Double-acting pneumatic cylinder theoretical force
In a double-acting cylinder, the useful area (Au) is given by,
for the forward stroke
for the return stroke
- D: Piston diameter
- d: Rod diameter
A piston is a component of a pneumatic cylinder that moves back and forth within the cylinder to transmit force. It is typically a cylindrical-shaped object that is located inside the cylinder.
The piston rod, on the other hand, is the component that connects the piston to the outside of the cylinder. It is attached to the piston on one end and extends out of the cylinder through a seal at the other end. Read our article on pneumatic cylinder parts for more details.
Hence the force equations for a double-acting pneumatic cylinder are
Example
Consider a double-acting pneumatic cylinder with a piston diameter of 40 mm and rod diameter of 6 mm. The system is pressurized to 400 kPa. Calculate the force exerted by the cylinder. Ignore the effect of friction.
D = 40 mm
d = 6 mm
P = 400 kPa
For the forward stroke:
For the return stroke:
Hence, the double-acting cylinder produces a forward stroke of 502 N and a return stroke of 491 N.
Note: For a specific system, size the pneumatic cylinder based on the return stroke because its capacity is less than the out stroke's. This is due to the rod's reduced active pressurized area.
Effective force
The equation for force explained in the previous section calculates the theoretical force, and it does not consider the effect of friction or the force exerted by the spring. It is vital to understand these dampening forces to estimate the effective force produced by the pneumatic cylinder.
Single-acting pneumatic cylinder
The effective force in a single-acting cylinder decreases due to the effect of spring and friction.
- F_{f}: Frictional force, which depends on the piston speed, operating pressure, and the cylinder materials. A common practice is to consider it equal to 3-20% of the total force for operating pressures in the 4-8 bar range.
- F_{s}: Spring force, calculated according to Hooke's law. The effect of spring force can be neglected at high pressures.
Therefore, the final formula is:
Example
Suppose the theoretical force generated by the piston is 1000 N. Considering a frictional force of 5% of the total force (or 50 N) and neglecting the spring force, the effective force produced will be 950 N.
This means that the piston needs to overcome the resistive force of 50 N. It generates an effective force of 950 N required to compress the material though it has a maximum theoretical force of 1000 N. The frictional force can reduce the efficiency and accuracy of the pneumatic system and cause wear and tear on the piston and cylinder walls over time.
Double-acting pneumatic cylinder
There is no spring in a double-acting pneumatic cylinder; hence, the spring force need not be considered. However, the frictional force behaves similarly to single-acting cylinders.
The final forms of the formula for force are:

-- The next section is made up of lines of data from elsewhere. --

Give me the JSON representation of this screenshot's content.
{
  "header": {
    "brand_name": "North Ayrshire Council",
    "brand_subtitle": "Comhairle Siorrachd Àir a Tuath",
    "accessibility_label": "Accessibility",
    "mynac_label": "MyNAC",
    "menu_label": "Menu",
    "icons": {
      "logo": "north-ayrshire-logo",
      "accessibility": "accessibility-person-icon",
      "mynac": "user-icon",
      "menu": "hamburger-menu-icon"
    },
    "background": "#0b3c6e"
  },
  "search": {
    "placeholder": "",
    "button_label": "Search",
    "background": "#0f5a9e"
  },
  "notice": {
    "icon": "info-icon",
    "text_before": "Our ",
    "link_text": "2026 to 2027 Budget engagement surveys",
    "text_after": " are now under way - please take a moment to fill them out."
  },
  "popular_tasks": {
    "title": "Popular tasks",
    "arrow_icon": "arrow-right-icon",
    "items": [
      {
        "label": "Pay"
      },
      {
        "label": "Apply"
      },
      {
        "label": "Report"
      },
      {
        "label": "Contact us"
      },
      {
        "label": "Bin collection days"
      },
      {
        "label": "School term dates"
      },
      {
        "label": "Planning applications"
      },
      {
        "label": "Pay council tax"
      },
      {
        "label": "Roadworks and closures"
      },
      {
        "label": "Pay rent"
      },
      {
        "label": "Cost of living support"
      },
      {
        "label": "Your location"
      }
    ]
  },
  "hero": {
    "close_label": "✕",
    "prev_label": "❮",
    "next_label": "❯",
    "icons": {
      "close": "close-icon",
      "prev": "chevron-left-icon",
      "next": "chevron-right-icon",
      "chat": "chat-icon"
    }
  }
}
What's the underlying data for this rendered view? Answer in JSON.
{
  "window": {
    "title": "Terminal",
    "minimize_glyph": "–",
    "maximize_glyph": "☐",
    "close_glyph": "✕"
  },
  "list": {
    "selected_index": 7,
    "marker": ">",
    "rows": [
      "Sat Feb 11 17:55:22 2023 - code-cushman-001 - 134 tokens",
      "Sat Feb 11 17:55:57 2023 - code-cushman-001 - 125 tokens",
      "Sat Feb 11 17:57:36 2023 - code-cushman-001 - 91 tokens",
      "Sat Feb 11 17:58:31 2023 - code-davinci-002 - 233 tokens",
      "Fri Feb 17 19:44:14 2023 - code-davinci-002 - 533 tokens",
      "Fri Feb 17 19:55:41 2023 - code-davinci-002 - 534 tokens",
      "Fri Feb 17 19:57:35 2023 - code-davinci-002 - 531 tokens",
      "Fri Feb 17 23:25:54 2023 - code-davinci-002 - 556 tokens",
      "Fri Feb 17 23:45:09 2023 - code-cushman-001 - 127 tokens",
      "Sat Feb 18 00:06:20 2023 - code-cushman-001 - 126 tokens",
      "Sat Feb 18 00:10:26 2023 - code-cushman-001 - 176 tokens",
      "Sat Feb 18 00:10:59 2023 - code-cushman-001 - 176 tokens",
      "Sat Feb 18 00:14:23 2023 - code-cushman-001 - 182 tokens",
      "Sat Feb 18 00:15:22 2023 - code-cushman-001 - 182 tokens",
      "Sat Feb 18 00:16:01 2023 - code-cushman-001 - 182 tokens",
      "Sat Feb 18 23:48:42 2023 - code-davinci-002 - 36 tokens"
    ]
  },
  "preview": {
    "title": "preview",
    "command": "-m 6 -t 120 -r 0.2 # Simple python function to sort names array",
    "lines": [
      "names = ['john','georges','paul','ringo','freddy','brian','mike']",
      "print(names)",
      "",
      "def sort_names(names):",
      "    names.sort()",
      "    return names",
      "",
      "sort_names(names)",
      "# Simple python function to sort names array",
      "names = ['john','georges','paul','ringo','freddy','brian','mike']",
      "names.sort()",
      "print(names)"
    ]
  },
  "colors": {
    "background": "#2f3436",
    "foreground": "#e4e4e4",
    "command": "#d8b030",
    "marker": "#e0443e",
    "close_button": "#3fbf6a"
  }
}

- Feffec(out): Effective force during the outward stroke
- Feffec(return): Effective force during the return stroke
Read our articles on pneumatic cylinder mounting accessories and cushioning for more details on these topics.
FAQ
What is the force output of a pneumatic cylinder?
A pneumatic cylinder's force output (theoretical) is the product of the usable piston area and the applied air pressure (F = PA).